Two-year Treasuries have returned 0.6 percent this month, versus 0.2 percent for 10-year notes, according to indexes of the securities compiled by Merrill Lynch & Co.

Home resales declined to an annual pace of 4.94 million last month from 5 million in July, according to a Bloomberg News survey of economists before the National Association of Realtors issues the figure tomorrow. A Commerce Department report the next day will show sales of new houses dropped to a 510,000 annual rate from 515,000, a separate survey showed.

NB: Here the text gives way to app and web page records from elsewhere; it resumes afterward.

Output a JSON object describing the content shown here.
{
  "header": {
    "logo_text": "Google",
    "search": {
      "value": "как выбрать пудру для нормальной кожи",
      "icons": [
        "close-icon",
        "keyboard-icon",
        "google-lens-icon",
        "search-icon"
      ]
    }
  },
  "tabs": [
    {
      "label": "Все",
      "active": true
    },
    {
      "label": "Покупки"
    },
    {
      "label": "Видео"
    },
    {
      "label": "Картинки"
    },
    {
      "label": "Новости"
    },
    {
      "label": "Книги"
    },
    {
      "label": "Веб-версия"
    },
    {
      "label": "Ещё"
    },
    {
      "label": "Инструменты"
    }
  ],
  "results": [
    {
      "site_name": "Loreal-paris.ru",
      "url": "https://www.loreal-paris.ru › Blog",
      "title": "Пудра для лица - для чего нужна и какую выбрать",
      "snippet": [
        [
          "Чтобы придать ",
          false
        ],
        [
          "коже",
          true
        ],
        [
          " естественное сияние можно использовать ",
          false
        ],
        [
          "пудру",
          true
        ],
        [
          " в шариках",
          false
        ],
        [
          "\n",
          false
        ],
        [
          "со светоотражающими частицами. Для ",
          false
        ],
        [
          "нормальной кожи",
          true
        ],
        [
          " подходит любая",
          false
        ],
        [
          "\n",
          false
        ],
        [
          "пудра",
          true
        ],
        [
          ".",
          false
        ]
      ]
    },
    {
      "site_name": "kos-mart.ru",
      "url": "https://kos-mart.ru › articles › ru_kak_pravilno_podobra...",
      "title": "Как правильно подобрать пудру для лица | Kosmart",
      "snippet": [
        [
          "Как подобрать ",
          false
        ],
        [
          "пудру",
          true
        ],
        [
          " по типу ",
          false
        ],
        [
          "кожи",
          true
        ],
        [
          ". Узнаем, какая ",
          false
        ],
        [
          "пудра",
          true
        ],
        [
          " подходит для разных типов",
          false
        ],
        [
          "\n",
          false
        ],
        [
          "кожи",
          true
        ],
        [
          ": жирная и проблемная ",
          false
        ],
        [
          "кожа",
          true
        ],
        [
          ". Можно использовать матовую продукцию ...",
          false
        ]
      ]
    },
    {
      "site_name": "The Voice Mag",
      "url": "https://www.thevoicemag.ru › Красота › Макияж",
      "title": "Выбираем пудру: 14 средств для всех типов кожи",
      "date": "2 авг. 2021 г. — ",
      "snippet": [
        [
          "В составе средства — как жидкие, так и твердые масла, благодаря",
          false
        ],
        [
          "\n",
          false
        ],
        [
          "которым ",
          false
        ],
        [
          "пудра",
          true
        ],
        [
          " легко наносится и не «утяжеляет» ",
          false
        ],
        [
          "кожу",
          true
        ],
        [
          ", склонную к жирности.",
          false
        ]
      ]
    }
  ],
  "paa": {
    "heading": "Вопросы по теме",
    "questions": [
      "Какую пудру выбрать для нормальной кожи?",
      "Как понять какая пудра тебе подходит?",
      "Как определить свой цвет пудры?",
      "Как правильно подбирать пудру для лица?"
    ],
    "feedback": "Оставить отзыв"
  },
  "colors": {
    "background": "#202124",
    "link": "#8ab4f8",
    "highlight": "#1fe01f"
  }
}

The cost of the rescue package is raising speculation the U.S. plans to pay for it by auctioning more long-term debt. The plan, which asks Congress for funds to buy devalued securities from financial institutions, would drive the debt above 70 percent of gross domestic product and the annual budget gap to an all-time high, possibly exceeding $1 trillion next year, economists estimated.

"We probably saw the low in bond yields," said Felix Stephen, senior investment strategist at Advance Asset Management Ltd. in Sydney, whose International Fixed Interest bond fund returned 5.1 percent so far this year, beating 83 percent of its competitors. "There is a large chunk of paper to be issued."

Ten-year yields may rise to 4.75 percent in the second half of next year, Stephen said.

The Treasury Department is increasing its scheduled note sales to meet the government's borrowing needs with a record $34 billion auction of two-year securities tomorrow. It is selling $24 billion of five-year debt the following day, the most since February 2003.

Paulson is asking lawmakers to lift the legal ceiling on the federal debt to a record $11.3 trillion from the current $10.6 trillion at a Senate Banking Committee hearing today. Gross U.S. debt, which includes debt held by the public and by government agencies, this year reached about $9.6 trillion, or about 68 percent of gross domestic product.

The budget deficit may surpass $900 billion in the fiscal year that starts Oct. 1, David Rosenberg, Merrill Lynch's North American economist in New York, wrote in a client note. Public debt sales may total $1.5 trillion in the same period, according to JPMorgan Chase & Co.'s chief economist Bruce Kasman.

Inflation expectations rose after crude oil surged by a record $16 a barrel yesterday, yields indicate. The difference between yields on 10-year Treasury Inflation Protected Securities, or TIPS, and conventional notes widened to 1.96 percentage points, from 1.60 percentage points in the middle of last week. The figure represents the inflation rate that traders expect for the next decade.

Supply is only a "mediocre" indicator of where yields are going, said Ira Jersey, an interest-rate strategist at Credit Suisse Holdings USA Inc. in New York.

"If you look at the 1980s, for example, we had massive amounts of Treasury supply, yet yields came down quite substantially," Jersey said yesterday on Bloomberg Television. "Treasuries are going to be a substitute for other risky assets that aren't being issued." Investors should be more concerned about inflation, he said.

Ten-year yields declined to 6.92 percent in 1986 from 15.8 percent in 1981.